Your objective:
Report each line of the entries below that has the word "JSON" in it.
════════════════
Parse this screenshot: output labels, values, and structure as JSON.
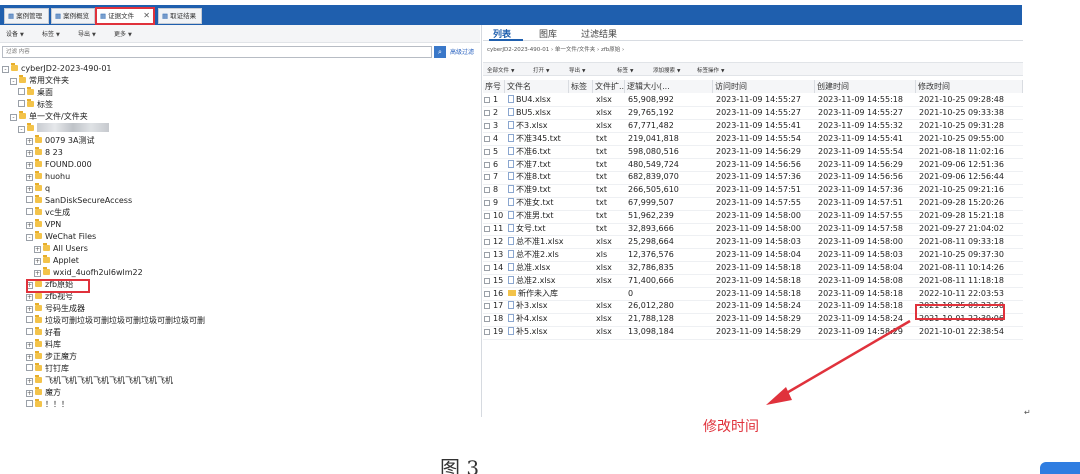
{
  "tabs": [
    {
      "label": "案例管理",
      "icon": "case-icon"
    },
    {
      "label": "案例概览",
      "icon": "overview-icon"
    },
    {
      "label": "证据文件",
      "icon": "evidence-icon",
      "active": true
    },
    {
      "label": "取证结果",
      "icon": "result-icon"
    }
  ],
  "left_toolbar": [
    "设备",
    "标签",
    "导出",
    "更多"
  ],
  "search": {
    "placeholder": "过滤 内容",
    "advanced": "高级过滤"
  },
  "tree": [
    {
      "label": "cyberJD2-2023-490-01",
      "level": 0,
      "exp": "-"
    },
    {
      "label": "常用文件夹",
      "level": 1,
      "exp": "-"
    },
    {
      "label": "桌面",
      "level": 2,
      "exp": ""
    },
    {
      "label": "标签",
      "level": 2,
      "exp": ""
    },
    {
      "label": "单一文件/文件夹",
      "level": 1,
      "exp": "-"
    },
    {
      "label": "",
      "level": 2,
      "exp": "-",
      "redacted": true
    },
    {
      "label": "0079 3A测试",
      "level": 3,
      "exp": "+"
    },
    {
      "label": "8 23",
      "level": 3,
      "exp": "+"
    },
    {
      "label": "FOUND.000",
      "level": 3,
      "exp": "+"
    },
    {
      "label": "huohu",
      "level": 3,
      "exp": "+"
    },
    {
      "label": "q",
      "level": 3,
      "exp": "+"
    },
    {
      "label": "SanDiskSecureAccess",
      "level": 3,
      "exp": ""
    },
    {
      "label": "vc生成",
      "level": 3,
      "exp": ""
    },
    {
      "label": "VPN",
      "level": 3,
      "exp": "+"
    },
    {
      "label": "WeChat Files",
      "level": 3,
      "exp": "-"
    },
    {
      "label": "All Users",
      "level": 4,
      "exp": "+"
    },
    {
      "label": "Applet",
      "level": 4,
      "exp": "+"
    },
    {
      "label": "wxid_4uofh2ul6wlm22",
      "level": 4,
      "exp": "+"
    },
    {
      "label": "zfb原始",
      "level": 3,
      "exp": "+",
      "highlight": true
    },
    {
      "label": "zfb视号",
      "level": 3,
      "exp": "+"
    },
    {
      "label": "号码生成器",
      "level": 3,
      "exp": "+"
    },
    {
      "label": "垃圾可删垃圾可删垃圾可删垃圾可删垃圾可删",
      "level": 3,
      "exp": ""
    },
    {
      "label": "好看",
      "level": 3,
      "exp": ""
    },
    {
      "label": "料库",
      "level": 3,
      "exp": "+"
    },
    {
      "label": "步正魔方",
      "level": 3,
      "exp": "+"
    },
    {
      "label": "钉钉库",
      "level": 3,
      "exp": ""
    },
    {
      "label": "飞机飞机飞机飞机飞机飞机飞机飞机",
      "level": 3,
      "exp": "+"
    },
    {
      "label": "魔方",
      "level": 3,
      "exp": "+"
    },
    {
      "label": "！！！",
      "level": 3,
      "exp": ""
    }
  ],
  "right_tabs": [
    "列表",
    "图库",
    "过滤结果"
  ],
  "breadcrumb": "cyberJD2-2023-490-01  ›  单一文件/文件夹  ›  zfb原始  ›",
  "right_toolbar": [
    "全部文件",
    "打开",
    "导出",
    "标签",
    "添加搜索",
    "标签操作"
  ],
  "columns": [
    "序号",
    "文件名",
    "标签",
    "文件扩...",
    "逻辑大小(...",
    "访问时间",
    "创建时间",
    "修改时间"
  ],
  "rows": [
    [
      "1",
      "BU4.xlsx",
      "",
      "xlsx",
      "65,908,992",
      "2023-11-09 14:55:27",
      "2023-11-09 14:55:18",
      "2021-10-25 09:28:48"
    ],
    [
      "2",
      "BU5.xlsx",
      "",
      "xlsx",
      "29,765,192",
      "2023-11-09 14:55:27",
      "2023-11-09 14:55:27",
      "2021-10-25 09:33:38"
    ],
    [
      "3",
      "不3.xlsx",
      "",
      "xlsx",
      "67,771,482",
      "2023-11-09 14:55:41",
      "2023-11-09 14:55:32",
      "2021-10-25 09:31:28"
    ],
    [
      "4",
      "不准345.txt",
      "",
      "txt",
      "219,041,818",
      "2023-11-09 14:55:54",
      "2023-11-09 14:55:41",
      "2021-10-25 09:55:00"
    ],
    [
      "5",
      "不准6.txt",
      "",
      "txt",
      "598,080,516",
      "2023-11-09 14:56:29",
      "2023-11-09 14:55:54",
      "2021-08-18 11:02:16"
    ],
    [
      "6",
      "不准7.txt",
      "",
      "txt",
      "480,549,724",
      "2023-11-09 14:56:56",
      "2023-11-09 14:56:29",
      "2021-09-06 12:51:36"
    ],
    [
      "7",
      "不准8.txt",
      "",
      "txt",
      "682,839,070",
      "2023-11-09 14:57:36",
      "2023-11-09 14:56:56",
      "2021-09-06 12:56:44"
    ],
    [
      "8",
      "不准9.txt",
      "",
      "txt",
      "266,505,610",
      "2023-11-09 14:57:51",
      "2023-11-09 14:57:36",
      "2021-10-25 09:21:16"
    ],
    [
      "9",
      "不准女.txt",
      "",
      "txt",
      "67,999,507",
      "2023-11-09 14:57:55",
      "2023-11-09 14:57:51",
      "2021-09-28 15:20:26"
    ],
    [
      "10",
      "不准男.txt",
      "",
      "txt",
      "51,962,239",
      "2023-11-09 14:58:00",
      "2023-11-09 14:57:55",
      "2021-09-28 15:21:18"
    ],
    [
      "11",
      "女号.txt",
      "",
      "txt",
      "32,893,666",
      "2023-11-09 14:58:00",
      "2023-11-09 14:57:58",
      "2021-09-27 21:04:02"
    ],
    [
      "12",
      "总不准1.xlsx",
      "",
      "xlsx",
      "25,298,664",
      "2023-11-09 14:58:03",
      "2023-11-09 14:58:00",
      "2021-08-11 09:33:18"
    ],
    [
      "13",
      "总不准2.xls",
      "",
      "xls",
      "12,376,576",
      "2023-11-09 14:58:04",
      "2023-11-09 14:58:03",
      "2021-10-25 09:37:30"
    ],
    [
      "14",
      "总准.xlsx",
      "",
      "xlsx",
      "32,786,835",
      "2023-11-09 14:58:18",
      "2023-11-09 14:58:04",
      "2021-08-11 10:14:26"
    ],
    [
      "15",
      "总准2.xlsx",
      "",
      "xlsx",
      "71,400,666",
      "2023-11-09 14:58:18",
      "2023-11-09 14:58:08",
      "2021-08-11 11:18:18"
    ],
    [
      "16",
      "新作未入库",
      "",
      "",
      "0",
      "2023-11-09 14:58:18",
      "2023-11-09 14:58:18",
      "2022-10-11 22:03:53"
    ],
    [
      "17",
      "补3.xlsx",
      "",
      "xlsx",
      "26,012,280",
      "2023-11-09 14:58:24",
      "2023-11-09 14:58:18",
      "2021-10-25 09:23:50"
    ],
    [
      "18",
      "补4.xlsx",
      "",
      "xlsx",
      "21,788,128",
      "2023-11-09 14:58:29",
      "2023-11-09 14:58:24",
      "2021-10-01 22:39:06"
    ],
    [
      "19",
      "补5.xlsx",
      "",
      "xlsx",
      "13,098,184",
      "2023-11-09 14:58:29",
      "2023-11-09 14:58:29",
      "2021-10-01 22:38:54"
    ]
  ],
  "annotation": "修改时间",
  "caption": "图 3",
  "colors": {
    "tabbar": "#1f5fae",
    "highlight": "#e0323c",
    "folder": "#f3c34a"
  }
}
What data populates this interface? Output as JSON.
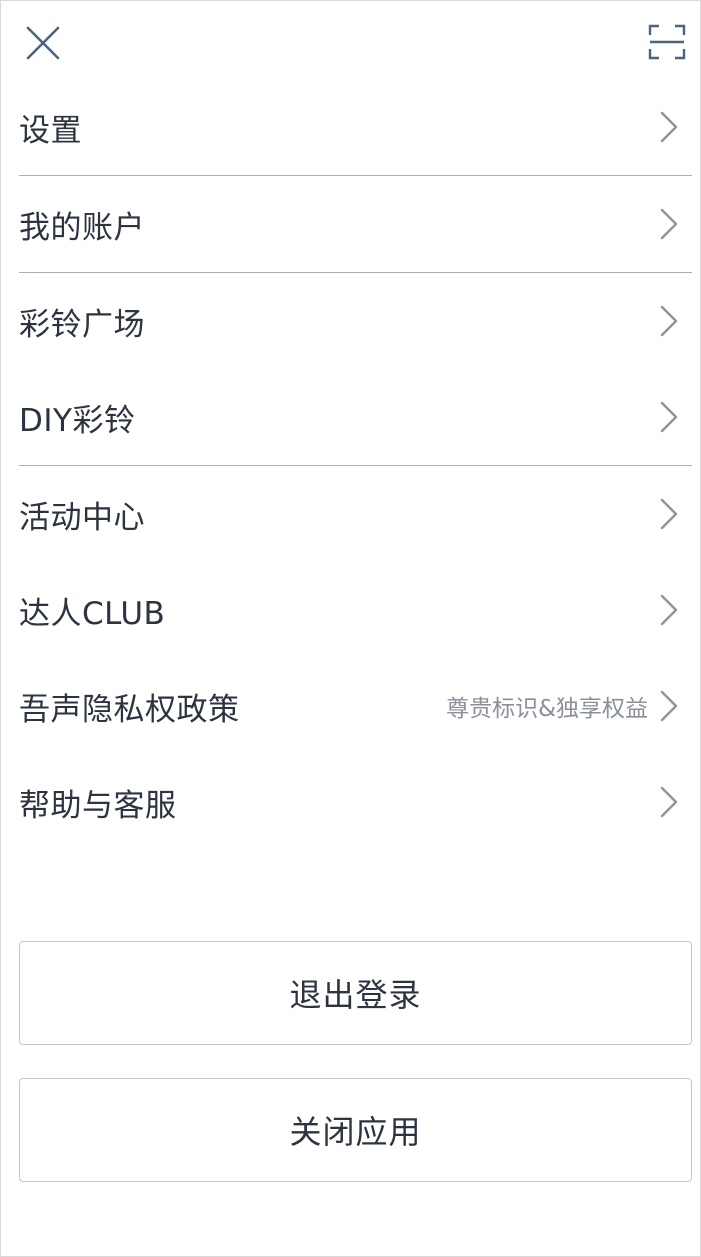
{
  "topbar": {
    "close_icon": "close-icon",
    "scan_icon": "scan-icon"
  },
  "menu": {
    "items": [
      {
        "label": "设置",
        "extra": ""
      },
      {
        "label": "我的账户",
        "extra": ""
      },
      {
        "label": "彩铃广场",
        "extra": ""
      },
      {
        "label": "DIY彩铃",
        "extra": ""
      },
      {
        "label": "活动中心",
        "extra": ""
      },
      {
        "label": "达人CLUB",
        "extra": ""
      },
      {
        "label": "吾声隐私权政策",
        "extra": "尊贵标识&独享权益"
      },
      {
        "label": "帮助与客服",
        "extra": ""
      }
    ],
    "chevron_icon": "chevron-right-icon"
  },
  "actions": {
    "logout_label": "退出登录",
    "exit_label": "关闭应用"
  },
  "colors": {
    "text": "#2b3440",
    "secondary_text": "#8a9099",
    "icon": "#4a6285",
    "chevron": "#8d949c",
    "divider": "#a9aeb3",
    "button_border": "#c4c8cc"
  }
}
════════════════
Output of the task:
Parse this screenshot: output labels, values, and structure as JSON.
What data populates this interface? Output as JSON.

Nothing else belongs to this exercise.